Entries from a dataset of interfaces
*** Begin section ***
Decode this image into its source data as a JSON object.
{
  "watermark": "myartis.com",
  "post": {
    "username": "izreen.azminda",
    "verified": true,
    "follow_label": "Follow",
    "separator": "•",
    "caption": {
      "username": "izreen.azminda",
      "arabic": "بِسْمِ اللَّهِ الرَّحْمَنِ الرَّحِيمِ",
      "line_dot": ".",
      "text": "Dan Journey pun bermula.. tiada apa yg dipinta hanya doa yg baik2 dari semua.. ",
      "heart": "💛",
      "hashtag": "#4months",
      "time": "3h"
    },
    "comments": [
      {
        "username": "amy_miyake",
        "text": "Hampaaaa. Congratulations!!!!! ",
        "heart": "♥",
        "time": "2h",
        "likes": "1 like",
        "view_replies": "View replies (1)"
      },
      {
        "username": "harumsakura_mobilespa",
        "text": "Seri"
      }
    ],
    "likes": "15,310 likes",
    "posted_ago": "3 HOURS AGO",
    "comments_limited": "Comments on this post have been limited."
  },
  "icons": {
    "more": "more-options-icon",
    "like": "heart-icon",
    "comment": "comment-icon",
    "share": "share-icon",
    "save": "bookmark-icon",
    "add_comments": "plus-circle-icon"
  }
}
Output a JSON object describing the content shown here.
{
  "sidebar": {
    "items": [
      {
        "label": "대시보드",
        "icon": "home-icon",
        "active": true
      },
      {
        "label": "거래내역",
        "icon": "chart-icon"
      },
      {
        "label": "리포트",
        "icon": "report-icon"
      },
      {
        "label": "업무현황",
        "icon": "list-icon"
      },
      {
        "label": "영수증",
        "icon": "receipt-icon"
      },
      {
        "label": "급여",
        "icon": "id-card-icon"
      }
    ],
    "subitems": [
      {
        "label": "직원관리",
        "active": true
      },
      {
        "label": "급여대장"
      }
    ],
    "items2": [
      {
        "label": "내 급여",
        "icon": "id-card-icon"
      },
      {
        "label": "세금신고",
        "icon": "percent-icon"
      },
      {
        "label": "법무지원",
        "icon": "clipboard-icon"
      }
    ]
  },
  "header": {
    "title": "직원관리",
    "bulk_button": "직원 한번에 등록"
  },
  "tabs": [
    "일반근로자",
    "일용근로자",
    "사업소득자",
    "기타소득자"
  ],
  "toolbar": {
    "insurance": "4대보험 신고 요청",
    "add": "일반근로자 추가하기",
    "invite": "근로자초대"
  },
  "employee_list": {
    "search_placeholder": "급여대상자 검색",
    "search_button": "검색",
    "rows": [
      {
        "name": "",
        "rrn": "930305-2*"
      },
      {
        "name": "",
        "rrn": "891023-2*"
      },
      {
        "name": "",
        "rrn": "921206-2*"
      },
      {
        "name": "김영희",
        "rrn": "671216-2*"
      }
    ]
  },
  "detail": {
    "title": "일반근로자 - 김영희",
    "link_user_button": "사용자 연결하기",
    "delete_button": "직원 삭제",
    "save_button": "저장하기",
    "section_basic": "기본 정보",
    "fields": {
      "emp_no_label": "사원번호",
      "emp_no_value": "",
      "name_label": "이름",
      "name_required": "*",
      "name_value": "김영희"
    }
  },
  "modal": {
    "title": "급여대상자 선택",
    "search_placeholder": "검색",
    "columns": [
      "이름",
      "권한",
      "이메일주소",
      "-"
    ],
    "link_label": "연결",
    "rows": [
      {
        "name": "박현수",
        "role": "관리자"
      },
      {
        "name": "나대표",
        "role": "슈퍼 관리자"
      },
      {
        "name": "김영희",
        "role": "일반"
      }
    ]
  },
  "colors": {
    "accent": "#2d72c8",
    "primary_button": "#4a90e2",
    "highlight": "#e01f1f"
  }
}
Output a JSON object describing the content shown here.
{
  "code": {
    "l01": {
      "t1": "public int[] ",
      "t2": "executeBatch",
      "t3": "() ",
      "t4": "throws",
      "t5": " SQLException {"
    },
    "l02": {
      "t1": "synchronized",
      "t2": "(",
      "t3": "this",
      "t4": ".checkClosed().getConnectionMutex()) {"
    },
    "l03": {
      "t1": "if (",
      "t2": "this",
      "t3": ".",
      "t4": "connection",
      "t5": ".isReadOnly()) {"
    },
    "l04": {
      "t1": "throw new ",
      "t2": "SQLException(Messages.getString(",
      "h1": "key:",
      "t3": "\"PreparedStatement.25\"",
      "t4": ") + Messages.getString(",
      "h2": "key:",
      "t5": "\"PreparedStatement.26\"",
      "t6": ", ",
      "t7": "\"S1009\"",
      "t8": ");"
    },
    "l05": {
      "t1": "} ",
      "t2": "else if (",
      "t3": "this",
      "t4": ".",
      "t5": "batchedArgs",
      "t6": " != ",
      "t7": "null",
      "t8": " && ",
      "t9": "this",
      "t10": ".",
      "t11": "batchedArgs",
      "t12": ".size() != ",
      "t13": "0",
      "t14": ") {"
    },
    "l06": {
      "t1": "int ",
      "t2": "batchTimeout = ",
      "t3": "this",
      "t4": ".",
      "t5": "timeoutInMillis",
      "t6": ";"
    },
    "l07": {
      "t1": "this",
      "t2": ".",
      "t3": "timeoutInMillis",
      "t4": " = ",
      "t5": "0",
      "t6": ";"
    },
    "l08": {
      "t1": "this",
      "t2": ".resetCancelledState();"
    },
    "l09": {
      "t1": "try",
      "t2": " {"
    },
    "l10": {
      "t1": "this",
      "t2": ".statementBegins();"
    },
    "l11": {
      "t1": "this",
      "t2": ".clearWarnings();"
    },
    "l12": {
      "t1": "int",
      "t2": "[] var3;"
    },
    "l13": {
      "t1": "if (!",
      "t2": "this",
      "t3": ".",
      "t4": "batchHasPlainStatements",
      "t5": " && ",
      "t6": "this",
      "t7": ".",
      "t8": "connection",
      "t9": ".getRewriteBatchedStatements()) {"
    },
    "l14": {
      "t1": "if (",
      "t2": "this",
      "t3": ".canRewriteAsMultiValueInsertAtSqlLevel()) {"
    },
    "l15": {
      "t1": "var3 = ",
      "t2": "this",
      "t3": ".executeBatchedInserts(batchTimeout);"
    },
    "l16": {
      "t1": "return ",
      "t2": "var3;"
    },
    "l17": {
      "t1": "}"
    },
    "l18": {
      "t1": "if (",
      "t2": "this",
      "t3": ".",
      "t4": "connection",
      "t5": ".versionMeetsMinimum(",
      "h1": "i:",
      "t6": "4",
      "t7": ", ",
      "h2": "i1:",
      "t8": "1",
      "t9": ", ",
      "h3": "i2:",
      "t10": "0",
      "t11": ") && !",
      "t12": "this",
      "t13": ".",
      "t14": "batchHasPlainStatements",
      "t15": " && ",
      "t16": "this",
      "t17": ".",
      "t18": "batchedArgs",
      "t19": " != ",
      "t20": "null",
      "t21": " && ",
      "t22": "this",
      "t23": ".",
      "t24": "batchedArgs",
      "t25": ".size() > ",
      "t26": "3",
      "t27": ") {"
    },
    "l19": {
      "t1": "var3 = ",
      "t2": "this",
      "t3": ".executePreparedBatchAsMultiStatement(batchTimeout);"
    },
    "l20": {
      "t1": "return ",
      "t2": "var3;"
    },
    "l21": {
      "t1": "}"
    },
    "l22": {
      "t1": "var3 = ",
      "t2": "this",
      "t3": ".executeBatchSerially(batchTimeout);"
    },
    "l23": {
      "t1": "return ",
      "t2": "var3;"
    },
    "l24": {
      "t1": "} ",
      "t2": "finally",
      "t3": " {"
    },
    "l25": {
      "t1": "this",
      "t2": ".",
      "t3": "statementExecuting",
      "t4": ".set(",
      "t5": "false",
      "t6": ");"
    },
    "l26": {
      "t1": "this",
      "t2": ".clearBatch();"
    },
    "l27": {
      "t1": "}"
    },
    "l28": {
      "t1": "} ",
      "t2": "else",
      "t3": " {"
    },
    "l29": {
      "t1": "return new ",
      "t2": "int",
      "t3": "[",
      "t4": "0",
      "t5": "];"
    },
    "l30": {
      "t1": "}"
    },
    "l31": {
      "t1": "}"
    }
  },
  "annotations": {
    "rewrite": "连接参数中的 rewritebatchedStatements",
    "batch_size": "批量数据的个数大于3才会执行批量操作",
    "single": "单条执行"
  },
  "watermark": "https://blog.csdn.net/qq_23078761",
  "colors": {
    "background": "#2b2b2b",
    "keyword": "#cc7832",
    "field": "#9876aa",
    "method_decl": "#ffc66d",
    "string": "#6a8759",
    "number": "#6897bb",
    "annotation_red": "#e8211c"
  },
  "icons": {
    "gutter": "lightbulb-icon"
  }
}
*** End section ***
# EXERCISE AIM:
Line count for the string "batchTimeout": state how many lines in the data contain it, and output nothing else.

# RESULT FOR THIS EXERCISE:
4